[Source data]
[Start of Attachment]
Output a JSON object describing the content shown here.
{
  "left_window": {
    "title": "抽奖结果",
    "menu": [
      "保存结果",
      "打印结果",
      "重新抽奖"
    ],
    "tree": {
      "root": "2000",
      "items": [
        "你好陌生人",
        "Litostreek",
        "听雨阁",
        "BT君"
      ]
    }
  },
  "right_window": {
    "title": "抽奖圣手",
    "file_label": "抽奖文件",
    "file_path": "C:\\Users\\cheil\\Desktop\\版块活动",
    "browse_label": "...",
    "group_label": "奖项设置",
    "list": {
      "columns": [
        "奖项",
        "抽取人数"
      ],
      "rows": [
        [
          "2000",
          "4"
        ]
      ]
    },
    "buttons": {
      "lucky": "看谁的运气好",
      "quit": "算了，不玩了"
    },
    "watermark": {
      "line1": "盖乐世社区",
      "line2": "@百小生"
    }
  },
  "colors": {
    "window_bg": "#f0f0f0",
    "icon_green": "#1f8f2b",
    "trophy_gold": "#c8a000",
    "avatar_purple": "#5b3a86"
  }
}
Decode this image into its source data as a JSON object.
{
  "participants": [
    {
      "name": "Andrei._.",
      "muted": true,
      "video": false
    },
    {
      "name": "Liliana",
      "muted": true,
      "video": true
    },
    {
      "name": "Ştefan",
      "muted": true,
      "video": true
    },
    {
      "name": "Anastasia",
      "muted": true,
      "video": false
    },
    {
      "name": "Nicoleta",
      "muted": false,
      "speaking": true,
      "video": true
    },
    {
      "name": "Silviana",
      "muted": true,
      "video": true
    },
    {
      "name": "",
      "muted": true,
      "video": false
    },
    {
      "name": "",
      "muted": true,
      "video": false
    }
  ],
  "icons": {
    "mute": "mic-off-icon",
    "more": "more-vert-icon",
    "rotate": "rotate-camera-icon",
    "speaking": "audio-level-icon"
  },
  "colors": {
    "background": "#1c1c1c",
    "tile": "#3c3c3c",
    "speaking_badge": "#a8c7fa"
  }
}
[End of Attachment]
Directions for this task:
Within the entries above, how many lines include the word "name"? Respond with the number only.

Problem solution:
8